Web browsers are repositories that contain a significant amount of personal information, including credit card numbers and passwords. This makes the browsers a prime target for hackers to perpetrate main-in-the-middle (MitM), man-in-the-browser (MitB) and browser-in-the-browser (BitB) attacks.
In a man-in-the-middle (MitM) attack, the attacker inserts themselves between their target victim and the targeted website with the intention to steal sensitive personal information. Man-in-the-browser (MitB) attacks are a variation where malware infects the target victim's device and displays a phishing copy of the original website in the victim's browser to gather sensitive personal information.
Lately, we've been seeing a new variation of the MitM attack - the browser-in-the-browser (BitB) attack. BitB attack is a coding ruse that manipulates users into clicking on fraudulent third-party single sign-on (SSO) options embedded on websites, where they emerge as pop-ups for authentication.
How does the man-in-the-browser (MitB) attack work?
While MitM attacks rely on interception and decryption of fraudulently procured data, MitB onslaught uses a Trojan to infect the system’s software, such as OS or an application (browser). The attacker programs the Trojan to install an extension, which launches the moment a user restarts the browser. This extension registers a handler to scan the URL of every page load against a list of sites primed for attack.
The moment a page load matches a pre-configured list by the hacker for a strike, the handler will register a button event handler — which, when pressed by an unsuspecting user, extracts all data from the form fields through the document object model (DOM) and modifies it. The browser then acts at the behest of the extension and submits the modified form to the server, which carries out the transaction and issues a receipt to the browser.
The moment the browser receives the receipt, the extension again modifies the form data to resemble the one authenticated by the user. The result is that the user gets tricked into thinking that the receipt is for the original transaction. This method is increasingly finding favour with hackers pursuing financial frauds over banking channels.
Learn more about safeguarding against malicious extensions
How to detect man-in-the-browser (MitB) attacks?
Detecting a MitB attack is difficult because the Trojan does not leave a trail like a new process or a manipulated URL. However, you can implement safeguards like authentication and tamper detection.
A corporate security policy should consider installing bespoke certificates for web browsers on workstations to analyze encrypted communication. Such certificates mostly issue a green padlock to indicate the client has successfully authenticated with a corporate server/proxy using SSL/TLS encryption standards, instead of a distant server.

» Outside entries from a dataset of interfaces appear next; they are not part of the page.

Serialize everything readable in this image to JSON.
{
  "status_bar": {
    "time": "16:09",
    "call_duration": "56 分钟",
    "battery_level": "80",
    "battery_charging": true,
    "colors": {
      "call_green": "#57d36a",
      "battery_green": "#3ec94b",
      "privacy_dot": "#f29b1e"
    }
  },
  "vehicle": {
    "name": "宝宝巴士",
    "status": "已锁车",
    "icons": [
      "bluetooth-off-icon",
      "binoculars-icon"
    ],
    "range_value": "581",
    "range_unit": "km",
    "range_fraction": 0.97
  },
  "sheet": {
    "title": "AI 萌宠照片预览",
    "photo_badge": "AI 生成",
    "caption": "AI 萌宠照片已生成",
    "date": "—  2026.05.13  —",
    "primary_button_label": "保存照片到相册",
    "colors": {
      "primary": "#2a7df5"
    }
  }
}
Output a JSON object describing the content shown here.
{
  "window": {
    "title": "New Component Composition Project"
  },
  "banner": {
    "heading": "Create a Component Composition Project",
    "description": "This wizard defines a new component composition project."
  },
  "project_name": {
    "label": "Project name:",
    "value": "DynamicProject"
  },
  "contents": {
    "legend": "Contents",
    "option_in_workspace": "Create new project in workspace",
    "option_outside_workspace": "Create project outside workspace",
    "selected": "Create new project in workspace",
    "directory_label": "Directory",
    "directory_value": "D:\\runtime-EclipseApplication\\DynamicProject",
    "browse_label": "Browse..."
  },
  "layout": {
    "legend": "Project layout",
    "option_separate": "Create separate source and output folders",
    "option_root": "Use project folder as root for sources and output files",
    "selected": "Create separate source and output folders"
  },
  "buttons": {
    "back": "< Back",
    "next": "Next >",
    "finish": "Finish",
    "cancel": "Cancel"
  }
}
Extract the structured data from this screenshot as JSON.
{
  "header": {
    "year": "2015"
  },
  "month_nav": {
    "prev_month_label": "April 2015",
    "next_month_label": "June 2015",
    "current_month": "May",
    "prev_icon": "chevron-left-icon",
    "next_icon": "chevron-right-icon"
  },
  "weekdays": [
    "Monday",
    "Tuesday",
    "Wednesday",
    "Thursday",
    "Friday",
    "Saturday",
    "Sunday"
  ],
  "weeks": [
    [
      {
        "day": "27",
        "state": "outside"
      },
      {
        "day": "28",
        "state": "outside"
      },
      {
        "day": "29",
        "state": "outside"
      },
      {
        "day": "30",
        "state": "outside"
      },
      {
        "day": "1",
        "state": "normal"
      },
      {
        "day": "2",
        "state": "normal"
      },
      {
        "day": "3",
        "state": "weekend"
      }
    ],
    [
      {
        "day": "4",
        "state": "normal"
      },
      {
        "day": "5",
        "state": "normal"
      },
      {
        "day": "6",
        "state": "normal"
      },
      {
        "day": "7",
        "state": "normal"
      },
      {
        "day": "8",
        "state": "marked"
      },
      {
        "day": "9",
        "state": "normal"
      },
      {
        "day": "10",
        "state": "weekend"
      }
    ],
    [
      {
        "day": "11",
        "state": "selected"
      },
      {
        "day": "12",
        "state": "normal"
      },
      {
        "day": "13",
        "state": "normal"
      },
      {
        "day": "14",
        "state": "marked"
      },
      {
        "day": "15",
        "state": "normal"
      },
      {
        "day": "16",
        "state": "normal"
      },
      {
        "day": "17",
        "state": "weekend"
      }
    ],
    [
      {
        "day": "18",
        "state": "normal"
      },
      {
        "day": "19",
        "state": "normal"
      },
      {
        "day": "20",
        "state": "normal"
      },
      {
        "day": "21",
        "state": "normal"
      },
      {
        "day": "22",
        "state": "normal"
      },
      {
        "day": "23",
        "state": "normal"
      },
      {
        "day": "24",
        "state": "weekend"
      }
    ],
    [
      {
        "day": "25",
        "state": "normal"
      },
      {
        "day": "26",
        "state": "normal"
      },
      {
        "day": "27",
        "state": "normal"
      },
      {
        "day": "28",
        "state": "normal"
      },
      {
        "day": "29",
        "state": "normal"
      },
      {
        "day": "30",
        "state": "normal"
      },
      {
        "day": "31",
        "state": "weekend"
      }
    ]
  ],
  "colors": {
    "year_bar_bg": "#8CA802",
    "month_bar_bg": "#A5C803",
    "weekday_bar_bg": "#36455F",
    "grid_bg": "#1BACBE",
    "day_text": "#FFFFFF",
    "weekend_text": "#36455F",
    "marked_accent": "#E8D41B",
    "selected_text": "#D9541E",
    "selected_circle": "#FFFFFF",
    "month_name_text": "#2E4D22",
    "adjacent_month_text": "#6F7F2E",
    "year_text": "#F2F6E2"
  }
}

Latency analysis has the potential to detect assaults in specific instances. Parties can look for differences in response times to detect potential assaults. If a transaction takes more than usual time to complete (latency), it is symptomatic of third-party interference.
What are browser-in-the-browser (BitB) attacks and can you detect them?
In BitB, a hacker implants a fake SSO onto a legitimate website. Again, the attackers do not tamper with the URL and use HTML/CSS to create the pop-ups. Once the user lands on the page, which retains its ‘HTTPS’ encryption standard, the hackers can persuade them to part with their credentials by asking them to click on a fraudulent third-party SSO option for authentication.
Detecting a BitB is very difficult in that it does not tamper with the URL and leads the user into believing that the TLS/SSL encryptions secure the site. Having a sound password manager, which does not readily autofill details, is a way to negate the effects of BitB. In addition, having an MFA protocol, can help mitigate the risks.
What is the main difference between BitB and MitB?
MitB requires the hacker to compromise the browser through a Trojan to intercept and manipulate communications whereas, in a BitB attack, a hacker simulates a browser within a browser through a fraudulent version of a pop-up.
Browser-based attacks are on the rise, given their stealth and effectiveness in duping users. While authentication and tamper detection can help mitigate some of the risks, organizations need to go beyond these measures and consider deploying browser-based certificates and implementing Multi-Factor Authentication (MFA) protocols to protect themselves against these threats.
A solid penetration test can also help identify vulnerabilities in your network and systems and help protect you from these types of attacks. Contact the Packletlabs team today!